Among those that haven't faded away is McCarthy’s Pub in Fethard, Co Tipperary, which boasts the tagline: “We’ll wine you, dine you, and bury you.”

The owners say: “Established by Richard McCarthy in the 1850s, McCarthy’s Hotel provided the services of a spirit merchant, restaurant, hotel, undertaker, draper, grocer, baker, hackney service, glass, delph and china shop and if you still couldn't get what you want - hire a few horses to take you elsewhere. Continuing in this tradition the present proprietor, Vincent Murphy (Jasper) fifth generation, has a pub, restaurant, and undertaker business which he runs with his family.”

Gingrich summarizes: "Irish pubs have always played a part in funerary rituals—and probably always will—but their role has expanded and contracted over time, constantly evolving to meet the needs of their communities."

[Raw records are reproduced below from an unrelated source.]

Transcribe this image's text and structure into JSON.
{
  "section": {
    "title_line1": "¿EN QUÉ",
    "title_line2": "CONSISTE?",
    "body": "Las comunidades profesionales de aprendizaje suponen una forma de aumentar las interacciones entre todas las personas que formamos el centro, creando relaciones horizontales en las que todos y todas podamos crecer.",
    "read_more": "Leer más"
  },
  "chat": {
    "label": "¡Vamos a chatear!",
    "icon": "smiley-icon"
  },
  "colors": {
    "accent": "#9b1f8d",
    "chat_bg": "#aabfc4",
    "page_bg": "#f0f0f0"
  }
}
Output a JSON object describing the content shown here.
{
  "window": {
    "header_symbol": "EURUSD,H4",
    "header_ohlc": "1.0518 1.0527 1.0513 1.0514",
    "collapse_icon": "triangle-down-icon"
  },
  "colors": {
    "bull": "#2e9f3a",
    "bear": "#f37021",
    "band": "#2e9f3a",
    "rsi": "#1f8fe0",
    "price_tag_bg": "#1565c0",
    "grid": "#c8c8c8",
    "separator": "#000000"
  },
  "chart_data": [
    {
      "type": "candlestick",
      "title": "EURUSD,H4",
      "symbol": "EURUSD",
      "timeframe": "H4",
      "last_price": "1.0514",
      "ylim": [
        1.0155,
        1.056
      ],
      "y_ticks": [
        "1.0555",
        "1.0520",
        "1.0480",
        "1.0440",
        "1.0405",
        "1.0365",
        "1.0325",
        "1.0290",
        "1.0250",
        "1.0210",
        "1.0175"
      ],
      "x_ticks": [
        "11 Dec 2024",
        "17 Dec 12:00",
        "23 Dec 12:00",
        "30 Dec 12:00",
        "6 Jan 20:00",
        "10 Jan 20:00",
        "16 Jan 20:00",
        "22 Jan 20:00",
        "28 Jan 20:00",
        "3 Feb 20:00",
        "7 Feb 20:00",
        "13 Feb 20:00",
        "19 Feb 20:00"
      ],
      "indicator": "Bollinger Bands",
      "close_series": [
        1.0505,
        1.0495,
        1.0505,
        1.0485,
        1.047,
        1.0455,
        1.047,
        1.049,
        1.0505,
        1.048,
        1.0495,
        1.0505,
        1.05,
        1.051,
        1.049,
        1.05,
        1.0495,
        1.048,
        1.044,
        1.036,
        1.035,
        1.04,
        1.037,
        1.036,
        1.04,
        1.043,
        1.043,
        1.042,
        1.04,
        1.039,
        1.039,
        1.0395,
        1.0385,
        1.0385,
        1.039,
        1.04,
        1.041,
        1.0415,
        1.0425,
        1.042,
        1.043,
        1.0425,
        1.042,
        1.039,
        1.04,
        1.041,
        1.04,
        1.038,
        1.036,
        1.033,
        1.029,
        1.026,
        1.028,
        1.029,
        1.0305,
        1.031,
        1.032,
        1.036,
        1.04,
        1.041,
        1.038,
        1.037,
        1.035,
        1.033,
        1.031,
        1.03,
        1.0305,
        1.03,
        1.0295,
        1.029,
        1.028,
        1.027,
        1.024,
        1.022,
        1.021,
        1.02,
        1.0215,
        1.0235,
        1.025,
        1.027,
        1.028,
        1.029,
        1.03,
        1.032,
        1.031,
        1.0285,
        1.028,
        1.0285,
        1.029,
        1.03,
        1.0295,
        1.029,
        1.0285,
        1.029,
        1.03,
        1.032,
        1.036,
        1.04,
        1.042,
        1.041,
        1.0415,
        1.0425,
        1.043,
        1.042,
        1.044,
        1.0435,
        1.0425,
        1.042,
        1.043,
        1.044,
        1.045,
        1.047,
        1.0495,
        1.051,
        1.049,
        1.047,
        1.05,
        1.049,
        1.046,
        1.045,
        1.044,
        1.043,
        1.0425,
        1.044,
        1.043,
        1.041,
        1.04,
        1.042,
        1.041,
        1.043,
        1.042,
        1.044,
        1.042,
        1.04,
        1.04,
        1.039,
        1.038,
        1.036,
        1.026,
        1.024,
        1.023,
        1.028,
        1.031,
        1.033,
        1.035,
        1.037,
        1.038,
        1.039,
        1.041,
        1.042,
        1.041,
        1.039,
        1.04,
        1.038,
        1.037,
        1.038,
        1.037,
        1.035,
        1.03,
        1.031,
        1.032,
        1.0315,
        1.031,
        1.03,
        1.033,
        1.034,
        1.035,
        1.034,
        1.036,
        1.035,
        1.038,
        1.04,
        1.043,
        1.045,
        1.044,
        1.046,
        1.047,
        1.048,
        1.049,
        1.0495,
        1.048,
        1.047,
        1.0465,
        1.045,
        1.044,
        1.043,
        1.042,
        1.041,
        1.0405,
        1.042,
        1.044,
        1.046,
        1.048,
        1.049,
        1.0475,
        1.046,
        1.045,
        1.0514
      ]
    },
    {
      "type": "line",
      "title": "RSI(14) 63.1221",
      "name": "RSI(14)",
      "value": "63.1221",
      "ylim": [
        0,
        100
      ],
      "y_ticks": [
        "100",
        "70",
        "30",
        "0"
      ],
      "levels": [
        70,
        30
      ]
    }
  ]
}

The Coroners of Act of 1846 was enacted during the height of Ireland's Great Hunger.Getty Images